In a neat case of the design meta-narrative coming full circle, Wolverine defeated Fang in one-on-one combat and took his costume as a replacement for the tattered remains of his outfit.
It was Cockrum’s intent for the costume change to be permanent.
John Byrne puts his stamp on the character
Replacing Cockrum as Uncanny X-Men‘s regular penciler was artist John Byrne. Byrne did not like the Fang costume and had the character back to wearing the yellow costume by Uncanny X-Men #109 (February 1978).
Byrne had previously collaborated with X-Men writer Chris Claremont (on Marvel’s Iron Fist) and the pair were already spitballing potential X-Men designs at least a year before Byrne’s assignment as Cockrum’s replacement. In 1976, John Byrne, unaware that Cockrum had already designed Wolverine’s unmasked visage, showed to Claremont the sketch reproduced below, as a suggestion for how Wolverine would look without his cowl.

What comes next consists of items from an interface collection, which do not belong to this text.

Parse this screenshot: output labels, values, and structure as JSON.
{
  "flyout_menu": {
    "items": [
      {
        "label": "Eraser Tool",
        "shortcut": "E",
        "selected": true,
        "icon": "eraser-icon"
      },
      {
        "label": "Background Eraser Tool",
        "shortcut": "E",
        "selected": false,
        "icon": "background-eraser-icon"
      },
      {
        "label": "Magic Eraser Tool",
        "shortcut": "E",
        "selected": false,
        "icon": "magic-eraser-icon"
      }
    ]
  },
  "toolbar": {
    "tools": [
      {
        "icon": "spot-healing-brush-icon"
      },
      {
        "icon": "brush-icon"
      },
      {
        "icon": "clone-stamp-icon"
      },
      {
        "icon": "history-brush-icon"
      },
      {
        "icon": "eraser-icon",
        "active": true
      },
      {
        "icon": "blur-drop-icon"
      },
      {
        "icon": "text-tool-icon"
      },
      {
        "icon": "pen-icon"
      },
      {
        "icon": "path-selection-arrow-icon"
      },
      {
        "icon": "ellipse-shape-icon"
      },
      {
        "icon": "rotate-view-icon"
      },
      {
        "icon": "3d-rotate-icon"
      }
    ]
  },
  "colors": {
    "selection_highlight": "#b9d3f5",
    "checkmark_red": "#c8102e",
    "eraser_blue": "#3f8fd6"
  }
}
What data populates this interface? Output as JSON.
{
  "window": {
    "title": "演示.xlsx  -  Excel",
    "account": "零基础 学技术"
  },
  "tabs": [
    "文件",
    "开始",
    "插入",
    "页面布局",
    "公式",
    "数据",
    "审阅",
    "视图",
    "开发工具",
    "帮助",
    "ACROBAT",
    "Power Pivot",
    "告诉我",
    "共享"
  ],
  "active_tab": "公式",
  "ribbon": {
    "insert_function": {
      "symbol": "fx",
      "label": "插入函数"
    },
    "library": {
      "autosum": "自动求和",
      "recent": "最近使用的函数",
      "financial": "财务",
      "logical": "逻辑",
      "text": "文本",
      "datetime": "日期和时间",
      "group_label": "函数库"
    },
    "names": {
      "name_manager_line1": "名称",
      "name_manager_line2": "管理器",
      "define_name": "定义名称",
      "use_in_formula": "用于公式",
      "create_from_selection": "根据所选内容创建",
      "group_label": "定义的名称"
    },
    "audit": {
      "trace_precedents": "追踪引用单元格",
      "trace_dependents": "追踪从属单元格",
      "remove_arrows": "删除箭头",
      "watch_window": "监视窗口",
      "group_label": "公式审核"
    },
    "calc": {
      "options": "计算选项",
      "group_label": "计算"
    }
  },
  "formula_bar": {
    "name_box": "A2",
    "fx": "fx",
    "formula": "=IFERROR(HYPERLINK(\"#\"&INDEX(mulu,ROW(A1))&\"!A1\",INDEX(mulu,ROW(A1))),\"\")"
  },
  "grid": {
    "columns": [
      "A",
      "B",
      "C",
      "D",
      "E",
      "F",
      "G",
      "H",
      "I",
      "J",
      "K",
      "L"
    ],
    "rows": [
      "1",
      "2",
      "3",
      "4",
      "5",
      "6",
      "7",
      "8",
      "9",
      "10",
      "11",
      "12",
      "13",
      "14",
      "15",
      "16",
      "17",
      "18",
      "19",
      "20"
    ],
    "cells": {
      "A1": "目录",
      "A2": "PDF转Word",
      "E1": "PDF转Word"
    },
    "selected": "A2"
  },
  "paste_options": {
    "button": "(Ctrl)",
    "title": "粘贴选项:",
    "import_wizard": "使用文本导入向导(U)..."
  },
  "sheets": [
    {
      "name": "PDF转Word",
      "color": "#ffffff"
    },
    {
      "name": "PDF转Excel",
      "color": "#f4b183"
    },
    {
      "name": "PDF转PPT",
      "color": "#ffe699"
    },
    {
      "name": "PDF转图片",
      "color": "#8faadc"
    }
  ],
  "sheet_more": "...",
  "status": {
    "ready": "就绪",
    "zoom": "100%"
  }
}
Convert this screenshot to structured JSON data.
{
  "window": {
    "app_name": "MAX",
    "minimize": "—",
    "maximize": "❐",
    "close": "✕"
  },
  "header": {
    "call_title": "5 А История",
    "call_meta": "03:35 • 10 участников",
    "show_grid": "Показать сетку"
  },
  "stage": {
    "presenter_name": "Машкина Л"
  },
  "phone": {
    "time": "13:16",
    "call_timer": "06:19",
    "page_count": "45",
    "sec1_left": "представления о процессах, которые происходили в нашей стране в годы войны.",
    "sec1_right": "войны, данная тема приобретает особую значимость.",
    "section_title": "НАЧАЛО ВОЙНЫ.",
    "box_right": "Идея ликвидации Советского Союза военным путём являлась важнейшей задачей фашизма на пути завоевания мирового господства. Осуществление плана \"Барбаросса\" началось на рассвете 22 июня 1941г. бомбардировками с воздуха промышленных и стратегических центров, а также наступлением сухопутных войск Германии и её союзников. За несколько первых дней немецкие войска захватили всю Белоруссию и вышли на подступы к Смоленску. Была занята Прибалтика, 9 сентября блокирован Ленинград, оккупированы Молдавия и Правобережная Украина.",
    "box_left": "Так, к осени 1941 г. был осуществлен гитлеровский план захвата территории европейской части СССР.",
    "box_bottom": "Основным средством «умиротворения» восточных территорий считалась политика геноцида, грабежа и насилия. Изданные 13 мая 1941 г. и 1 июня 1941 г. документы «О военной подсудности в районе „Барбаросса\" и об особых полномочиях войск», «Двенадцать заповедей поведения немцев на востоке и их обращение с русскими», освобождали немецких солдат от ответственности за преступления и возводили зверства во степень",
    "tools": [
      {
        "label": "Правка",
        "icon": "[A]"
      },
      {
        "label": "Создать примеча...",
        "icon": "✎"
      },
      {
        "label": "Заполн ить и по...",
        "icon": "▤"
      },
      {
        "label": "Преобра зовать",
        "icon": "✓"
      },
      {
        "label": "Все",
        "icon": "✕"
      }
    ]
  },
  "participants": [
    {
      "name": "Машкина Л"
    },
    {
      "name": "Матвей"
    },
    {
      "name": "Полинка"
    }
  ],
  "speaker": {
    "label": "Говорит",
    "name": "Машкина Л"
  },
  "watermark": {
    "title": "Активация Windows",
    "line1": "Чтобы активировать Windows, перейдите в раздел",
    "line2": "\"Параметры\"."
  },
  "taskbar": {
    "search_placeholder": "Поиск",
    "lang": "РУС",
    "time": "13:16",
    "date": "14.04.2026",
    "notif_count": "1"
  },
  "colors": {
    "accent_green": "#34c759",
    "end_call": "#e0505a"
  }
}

This unused design. with a modified coiffure and the addition of Tim “Dr. Hook” McCracken-style sideburns, was eventually used for the villain Sabretooth, who first appeared in Iron Fist #14 (August 1977).

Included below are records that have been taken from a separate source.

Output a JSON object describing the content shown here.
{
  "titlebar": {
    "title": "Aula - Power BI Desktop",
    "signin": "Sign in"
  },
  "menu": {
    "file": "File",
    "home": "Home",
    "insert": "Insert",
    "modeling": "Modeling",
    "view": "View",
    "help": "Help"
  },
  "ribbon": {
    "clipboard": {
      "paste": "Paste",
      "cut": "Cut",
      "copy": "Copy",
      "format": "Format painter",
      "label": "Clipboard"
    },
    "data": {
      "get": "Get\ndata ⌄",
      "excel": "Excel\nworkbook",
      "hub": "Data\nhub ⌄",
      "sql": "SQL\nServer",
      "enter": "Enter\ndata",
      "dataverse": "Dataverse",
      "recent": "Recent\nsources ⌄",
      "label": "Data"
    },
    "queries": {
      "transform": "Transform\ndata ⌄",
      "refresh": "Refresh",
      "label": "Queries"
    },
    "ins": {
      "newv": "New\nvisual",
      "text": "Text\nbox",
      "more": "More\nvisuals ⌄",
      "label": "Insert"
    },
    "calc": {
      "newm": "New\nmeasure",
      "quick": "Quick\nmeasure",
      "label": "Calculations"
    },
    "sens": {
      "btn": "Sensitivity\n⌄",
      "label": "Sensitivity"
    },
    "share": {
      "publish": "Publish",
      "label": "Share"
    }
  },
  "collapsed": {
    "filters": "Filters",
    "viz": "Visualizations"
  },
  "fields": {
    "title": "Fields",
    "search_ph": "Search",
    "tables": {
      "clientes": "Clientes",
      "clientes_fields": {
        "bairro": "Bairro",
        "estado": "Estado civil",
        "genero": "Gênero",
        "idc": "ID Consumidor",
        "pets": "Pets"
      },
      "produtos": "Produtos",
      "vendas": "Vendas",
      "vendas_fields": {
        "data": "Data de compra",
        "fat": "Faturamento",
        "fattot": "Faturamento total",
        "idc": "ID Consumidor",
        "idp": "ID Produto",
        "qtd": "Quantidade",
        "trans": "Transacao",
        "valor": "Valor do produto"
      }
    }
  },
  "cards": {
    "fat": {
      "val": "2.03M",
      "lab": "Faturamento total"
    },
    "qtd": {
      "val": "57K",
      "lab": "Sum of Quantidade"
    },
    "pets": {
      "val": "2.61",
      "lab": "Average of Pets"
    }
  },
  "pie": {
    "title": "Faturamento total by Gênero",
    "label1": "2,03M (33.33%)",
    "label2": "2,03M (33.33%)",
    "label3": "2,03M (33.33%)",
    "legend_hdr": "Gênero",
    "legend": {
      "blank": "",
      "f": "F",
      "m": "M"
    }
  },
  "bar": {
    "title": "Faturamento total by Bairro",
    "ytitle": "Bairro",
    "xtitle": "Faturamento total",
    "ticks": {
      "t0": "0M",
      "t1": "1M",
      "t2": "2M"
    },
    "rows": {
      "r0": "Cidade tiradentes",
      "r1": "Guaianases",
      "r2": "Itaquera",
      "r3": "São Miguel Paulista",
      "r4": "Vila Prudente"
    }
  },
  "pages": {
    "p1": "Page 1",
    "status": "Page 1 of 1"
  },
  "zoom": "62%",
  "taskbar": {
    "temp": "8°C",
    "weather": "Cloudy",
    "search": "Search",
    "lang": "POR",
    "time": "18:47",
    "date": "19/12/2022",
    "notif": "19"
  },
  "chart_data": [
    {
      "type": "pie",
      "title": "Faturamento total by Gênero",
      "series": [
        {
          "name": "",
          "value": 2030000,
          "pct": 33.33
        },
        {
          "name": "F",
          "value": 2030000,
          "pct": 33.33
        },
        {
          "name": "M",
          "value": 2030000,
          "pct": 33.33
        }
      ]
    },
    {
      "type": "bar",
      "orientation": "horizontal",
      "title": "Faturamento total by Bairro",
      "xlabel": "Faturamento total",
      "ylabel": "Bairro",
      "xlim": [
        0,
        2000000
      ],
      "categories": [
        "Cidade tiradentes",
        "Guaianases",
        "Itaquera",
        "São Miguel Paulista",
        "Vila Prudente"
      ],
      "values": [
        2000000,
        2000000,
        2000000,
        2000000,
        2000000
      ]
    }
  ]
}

Sabretooth would go on to become Wolverine’s most persistent and brutal nemesis in the comics, even claiming at one point to be Wolverine’s father only to be proven wrong. In retrospect, this could have been a little in-joke meant to reference the almost-relationship between the characters’ design origins.
Wolverine’s return to the yellow costume under Byrne’s pencil was short-lived, although it was the costume Wolverine wore during the events of the top-selling Dark Phoenix Saga issues, cementing its status as one of the character’s most well-known looks. Byrne created a new costume for the character, retaining the distinct cowl and flared boot-tops of the Cockrum costume while incorporating the two-tone brown color scheme of the Fang outfit. This costume, introduced in Uncanny X-Men #139 (November 1980), would prove to be extremely popular and became the character’s standard mission attire for over a decade.
Like all strong designs, the Byrne and Cockrum costumes lend themselves to artistic reinterpretation whilst retaining their identity. Even in the hands of the most idiosyncratic comics illustrators, there is no mistaking their distinct silhouettes and color combinations. See below how the design remains “readable” despite the disparate styles of artists Bill Sienkiewicz, Mike Mignola, Kent Williams, Frank Miller, Sam Kieth, and Joe Madureira:
And even though the recent Wolverine and Wolverine-related costumes have been updated to reflect changing sensibilities, the design DNA of the originals are still readily evident.